Advocating for women. Driving Change.
Woman's Club members initiated many community initiatives we often take for granted today.
- They convinced City Hall to install sewers to prevent typhoid that had decimated other towns.
- They purchased, planted, watered, pruned street trees.
- They opened the first Elementary and High Schools in Palo Alto.
- The Club's Village Improvement Committee recommended park locations and landscaping.
- They sponsored town clean-up days.
- They founded the Palo Alto library.
In 1901, before Carnegie funds were granted, The Woman’s Club circulated a petition requesting a Public Library. The necessary number of signatures was acquired and the City was compelled, according to State Law, to provide a Public Library. Founding the library took countless hours of fund raising, holding Book Socials and applying for a grant to build the first town library. They rented a space, staffed it with Woman's Club volunteers, and donated the first books.

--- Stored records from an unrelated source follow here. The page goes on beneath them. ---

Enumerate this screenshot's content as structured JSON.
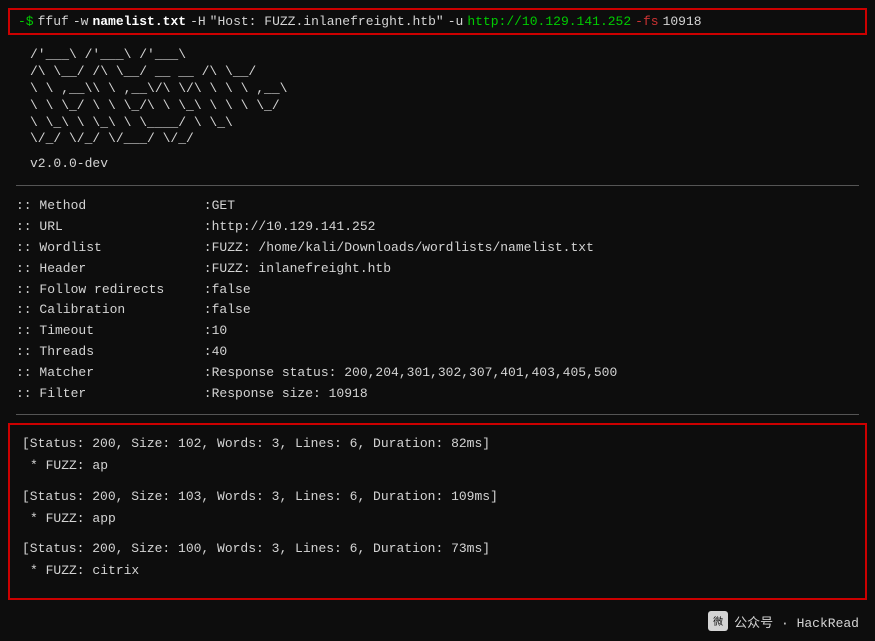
{
  "terminal": {
    "command": {
      "prompt": "-$",
      "tool": "ffuf",
      "flag_w": "-w",
      "wordlist": "namelist.txt",
      "flag_H": "-H",
      "host_header": "\"Host: FUZZ.inlanefreight.htb\"",
      "flag_u": "-u",
      "url": "http://10.129.141.252",
      "flag_fs": "-fs",
      "filter_size": "10918"
    },
    "ascii_art": [
      "        /'___\\  /'___\\           /'___\\       ",
      "       /\\ \\__/ /\\ \\__/  __  __  /\\ \\__/       ",
      "       \\ \\ ,__\\\\ \\ ,__\\/\\ \\/\\ \\ \\ \\ ,__\\      ",
      "        \\ \\ \\_/ \\ \\ \\_/\\ \\ \\_\\ \\ \\ \\ \\_/      ",
      "         \\ \\_\\   \\ \\_\\  \\ \\____/  \\ \\_\\       ",
      "          \\/_/    \\/_/   \\/___/    \\/_/       "
    ],
    "version": "v2.0.0-dev",
    "config": {
      "method_label": ":: Method",
      "method_value": "GET",
      "url_label": ":: URL",
      "url_value": "http://10.129.141.252",
      "wordlist_label": ":: Wordlist",
      "wordlist_value": "FUZZ: /home/kali/Downloads/wordlists/namelist.txt",
      "header_label": ":: Header",
      "header_value": "FUZZ: inlanefreight.htb",
      "follow_label": ":: Follow redirects",
      "follow_value": "false",
      "calibration_label": ":: Calibration",
      "calibration_value": "false",
      "timeout_label": ":: Timeout",
      "timeout_value": "10",
      "threads_label": ":: Threads",
      "threads_value": "40",
      "matcher_label": ":: Matcher",
      "matcher_value": "Response status: 200,204,301,302,307,401,403,405,500",
      "filter_label": ":: Filter",
      "filter_value": "Response size: 10918"
    },
    "results": [
      {
        "status_line": "[Status: 200, Size: 102, Words: 3, Lines: 6, Duration: 82ms]",
        "fuzz_line": "* FUZZ: ap"
      },
      {
        "status_line": "[Status: 200, Size: 103, Words: 3, Lines: 6, Duration: 109ms]",
        "fuzz_line": "* FUZZ: app"
      },
      {
        "status_line": "[Status: 200, Size: 100, Words: 3, Lines: 6, Duration: 73ms]",
        "fuzz_line": "* FUZZ: citrix"
      }
    ],
    "watermark": "公众号 · HackRead"
  }
}
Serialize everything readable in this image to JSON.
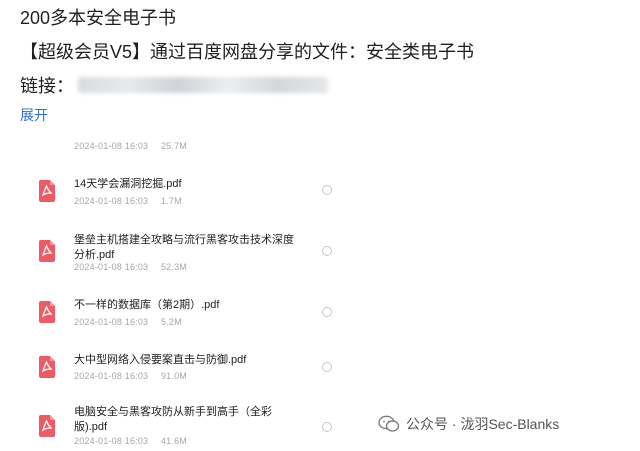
{
  "title": "200多本安全电子书",
  "description": "【超级会员V5】通过百度网盘分享的文件：安全类电子书",
  "link_label": "链接：",
  "expand_label": "展开",
  "top_meta": {
    "date": "2024-01-08 16:03",
    "size": "25.7M"
  },
  "files": [
    {
      "name": "14天学会漏洞挖掘.pdf",
      "date": "2024-01-08 16:03",
      "size": "1.7M"
    },
    {
      "name": "堡垒主机搭建全攻略与流行黑客攻击技术深度分析.pdf",
      "date": "2024-01-08 16:03",
      "size": "52.3M"
    },
    {
      "name": "不一样的数据库（第2期）.pdf",
      "date": "2024-01-08 16:03",
      "size": "5.2M"
    },
    {
      "name": "大中型网络入侵要案直击与防御.pdf",
      "date": "2024-01-08 16:03",
      "size": "91.0M"
    },
    {
      "name": "电脑安全与黑客攻防从新手到高手（全彩版).pdf",
      "date": "2024-01-08 16:03",
      "size": "41.6M"
    }
  ],
  "watermark": "公众号 · 泷羽Sec-Blanks",
  "colors": {
    "pdf_icon": "#ef5b64",
    "link": "#2f6fd0"
  }
}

Every year, schools were high on the Club agenda. The Club donated art for classrooms, petitioned for better pay for teachers, paid all the expenses of a gymnasium, and argued for free textbooks. To this day, the Club has a scholarship fund. At the request of teachers, the Club hosted Home and School meetings—the predecessor of the PTA. In 1909, the Club nominated for Board of School Trustees. Our member Mrs. C.L. Place was the first woman elected to any Palo Alto office.
The Club responded then and now to crises. During the typhoid epidemic of 1903, they delivered food to the sick. In 1906, they helped San Francisco earthquake refugees. The Woman's Club provided hospitality to Camp Fremont soldiers and their families during World War I. In 1989, the Club sent money and supplies to Watsonville, hard-hit by the earthquake. Responding to the hurricane relief efforts in 2005, the Club engaged in fund raising to support needs in Mississippi and Louisiana.
From 1909 to 1911 The Woman's Club of Palo Alto members, Alice Park and Emily Pardee Karns led the way in the successful Palo Alto campaign for women's suffrage. A ballot measure for women’s suffrage failed in California by a slim margin in 1896 (however, Palo Alto, in it inimitable way, had voted in favor). In 1909, the Woman’s Club nominated Mrs. Place to be a candidate for the School Board. Her victory primed them for the woman’s suffrage amendment which was again presented to California voters in 1911.